When the Olympic Park was at the design stage, planners recognised that it needed a Big Thing to draw the crowds after the Games were over. In 2009 it was decided that the Big Thing should be an "Olympic Tower", so a design competition was hurriedly organised and a shortlist of possible projects drawn up. In 2010 the winner was announced, a lofty coiled sculpture in Anish Kapoor's trademark red, selected not just for its supposed relevance to Olympic themes but also because it could be completed in the time available. Metal magnate Lakshmi Mittal provided the steel, and not quite all of the money to build it, so a grateful Mayor duly named the completed tower after him. It's the ArcelorMittal Orbit, to some a key legacy asset, to others a ghastly intrusion on the East London skyline with a stupid name. Alas it's not been the tourist draw Boris and Tessa hoped, at least not since the Games were over, the park itself proving sufficient to reel people in. I have, of course, been up several times.
I've never seen a rush at the Orbit's ticket office. They've closed the souvenir shop too, which now forms a storage area for the adjacent East Twenty bar/cafe/restaurant. The trick is to book online before you come, because you'll be stung for £3 extra if you stump up cash in person. I bought my ticket at home an hour before arriving, once I knew the weather was perfect, but they've grown wise to that trick and now you have to book by midnight the day before. Importantly your ticket is also an annual pass, or at least it is once you've gone through some administrative palaver at the ticket office, and this turn-up-and-go flexibility means the £11.95 might just be damned good value for money.

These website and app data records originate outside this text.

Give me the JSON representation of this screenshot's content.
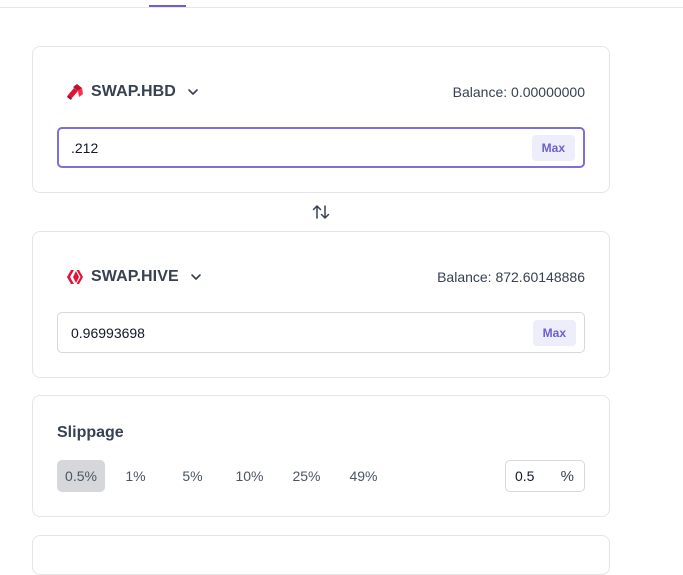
{
  "from": {
    "token": "SWAP.HBD",
    "icon": "hbd-token-icon",
    "balance": "Balance: 0.00000000",
    "amount": ".212",
    "max_label": "Max"
  },
  "to": {
    "token": "SWAP.HIVE",
    "icon": "hive-token-icon",
    "balance": "Balance: 872.60148886",
    "amount": "0.96993698",
    "max_label": "Max"
  },
  "slippage": {
    "title": "Slippage",
    "options": [
      "0.5%",
      "1%",
      "5%",
      "10%",
      "25%",
      "49%"
    ],
    "selected": "0.5%",
    "custom_value": "0.5",
    "unit": "%"
  },
  "colors": {
    "accent": "#7c6fd6",
    "max_bg": "#eeedfa",
    "hbd_red": "#e31337",
    "hive_red": "#e31337"
  }
}
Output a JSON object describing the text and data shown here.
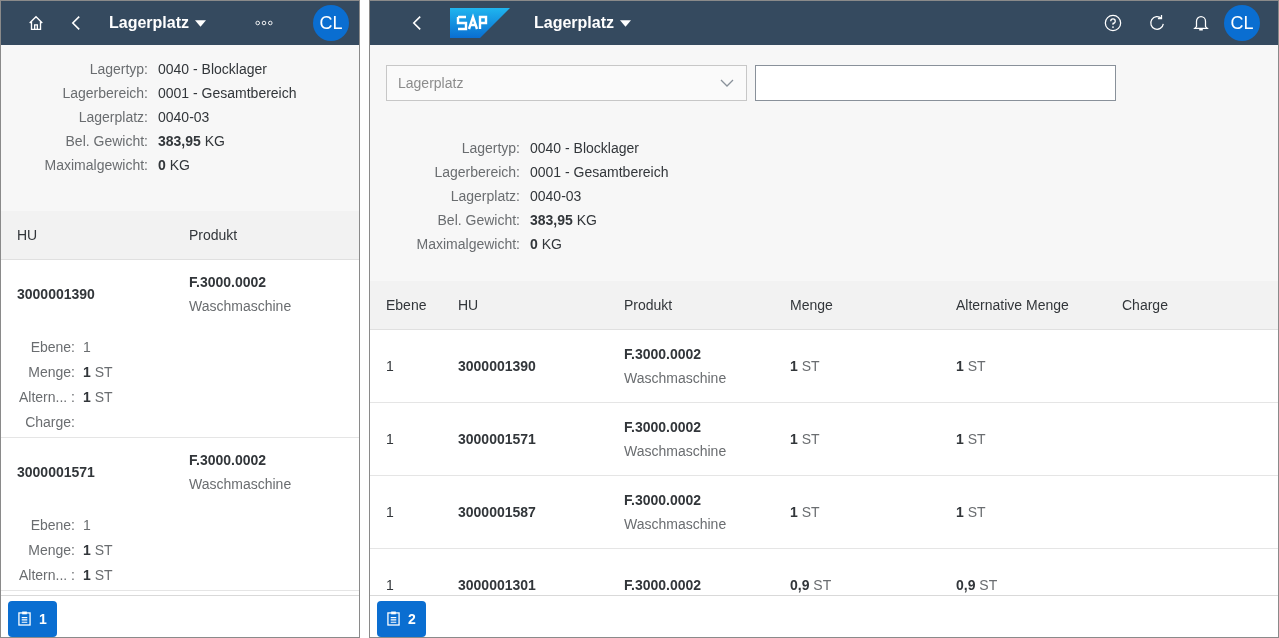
{
  "left": {
    "header": {
      "title": "Lagerplatz",
      "avatar": "CL"
    },
    "info": [
      {
        "label": "Lagertyp:",
        "value": "0040 - Blocklager"
      },
      {
        "label": "Lagerbereich:",
        "value": "0001 - Gesamtbereich"
      },
      {
        "label": "Lagerplatz:",
        "value": "0040-03"
      },
      {
        "label": "Bel. Gewicht:",
        "value": "**383,95** KG"
      },
      {
        "label": "Maximalgewicht:",
        "value": "**0** KG"
      }
    ],
    "columns": [
      "HU",
      "Produkt"
    ],
    "items": [
      {
        "hu": "3000001390",
        "product": "F.3000.0002",
        "product_name": "Waschmaschine",
        "attributes": [
          {
            "label": "Ebene:",
            "value": "1"
          },
          {
            "label": "Menge:",
            "value": "**1** ST"
          },
          {
            "label": "Altern... :",
            "value": "**1** ST"
          },
          {
            "label": "Charge:"
          }
        ]
      },
      {
        "hu": "3000001571",
        "product": "F.3000.0002",
        "product_name": "Waschmaschine",
        "attributes": [
          {
            "label": "Ebene:",
            "value": "1"
          },
          {
            "label": "Menge:",
            "value": "**1** ST"
          },
          {
            "label": "Altern... :",
            "value": "**1** ST"
          }
        ]
      }
    ],
    "footer_button": "1"
  },
  "right": {
    "header": {
      "title": "Lagerplatz",
      "avatar": "CL"
    },
    "filter": {
      "select_placeholder": "Lagerplatz"
    },
    "info": [
      {
        "label": "Lagertyp:",
        "value": "0040 - Blocklager"
      },
      {
        "label": "Lagerbereich:",
        "value": "0001 - Gesamtbereich"
      },
      {
        "label": "Lagerplatz:",
        "value": "0040-03"
      },
      {
        "label": "Bel. Gewicht:",
        "value": "**383,95** KG"
      },
      {
        "label": "Maximalgewicht:",
        "value": "**0** KG"
      }
    ],
    "columns": [
      "Ebene",
      "HU",
      "Produkt",
      "Menge",
      "Alternative Menge",
      "Charge"
    ],
    "rows": [
      {
        "level": "1",
        "hu": "3000001390",
        "product": "F.3000.0002",
        "product_name": "Waschmaschine",
        "qty": "**1** ST",
        "alt_qty": "**1** ST"
      },
      {
        "level": "1",
        "hu": "3000001571",
        "product": "F.3000.0002",
        "product_name": "Waschmaschine",
        "qty": "**1** ST",
        "alt_qty": "**1** ST"
      },
      {
        "level": "1",
        "hu": "3000001587",
        "product": "F.3000.0002",
        "product_name": "Waschmaschine",
        "qty": "**1** ST",
        "alt_qty": "**1** ST"
      },
      {
        "level": "1",
        "hu": "3000001301",
        "product": "F.3000.0002",
        "qty": "**0,9** ST",
        "alt_qty": "**0,9** ST"
      }
    ],
    "footer_button": "2"
  }
}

The staff did seem terribly excited that I'd come back to use my ticket again. You must pop in whenever, they said, in a tone of voice that suggest any boost to visitor numbers were welcome. But they were also friendly, helpful and polite, which are all the qualities you want at a public attraction, as they led me over to the bottom of the shaft. We let you ride the lift by yourself now, they said, which sounds like a recent cost-cutting measure because I've always had someone along to press the button before. And so I got to rise eighty metres solo, looking out through tiny portholes (at not much of a view), all the way up to the top observation deck (where the view is considerably better).
The top deck has three parts - a central viewing gallery and two exterior wings. If you've a head for heights, or can put out of your mind that you're standing on a bolted-on platform, the exterior wings offer the best view. That's also so long as your camera lens is small enough to poke through the lattice of holes - my compact was fine, but your giant lens might fail. The west wing is the only place to look down inside the stadium, or at least it was before the new roof went on, but now even from this height the entire interior field of play is obscured. It's also the best place to soak in the viewup the park, tracing the intricate patchwork of vegetation and development along the Lea - an amazingrepresentation of the wholesale transformation of the area over the last ten years.
Once you've soaked in the view the upper floor has one more attraction, a big mirror. Anish Kapoor likes big mirrors, and this one spins you round, or blows you up, or squishes you round, depending on where you stand. It's most likely to be of interest if you're the sort of person who takes selfies, or under ten, or both. I can vouch for this because, just as I'd been enjoying having the gallery pretty much to myself, the lift delivered 60 pupils from a secondary school in Staffordshire. They were on a three day QEOP trip to take part in several Olympic sports, the Orbit being their end-of-the-day treat, and swirled round the top deck taking photos mostly of themselves. Thankfully they were all pretty well behaved, but I felt squeezed out and descended to the level below.
The downstairs view would be better if someone cleaned the windows. Obviously that's quite tricky this high up, but whereas the top deck's had been relatively clean the lower floor's were post-precipitation splotchy. Indeed if it's views you want then upstairs' are better, so don't rush down too soon. The added extra here is a shop, or more realistically a few display cases containing all the Orbit-branded postcards, t-shirts and tea towels anyone could ever need, and more.
And then you can make a start on the descent, either copping out via the lift or taking the external spiral staircase 455 steps down. I'm not always good with heights but I seem to have no problem with walking through a coiled suspended tube umpteen metres up, perhaps because a protective mesh blocks the view a little too much. One particularly nice touch is a soundscape project that broadcasts recordings made locally every quarter revolution, including at West Ham's current stadium, in Columbia Road Market, and during the Games themselves. It takes a while to reach the ground, which is no bad thing, and then a turnstile expels you back to real life.
The Orbit lacks a proper wow factor that would make it a must-see for millions of visitors to the capital, and is currently languishing at number 501 in TripAdvisor's list of London attractions. It fails to offer a 360° panorama because the liftshaft gets in the way, and the views would be better without its red steel skeleton getting in the way. But it is fascinating to be able to enjoy a lofty viewing platform above the Olympic site, and I'm surprised by how unfrequented the Orbit has become. Whatever, I'm intending to visit at least four times during the lifetime of my twelve month annual pass, which at less than £3 an ascent will be worth every penny.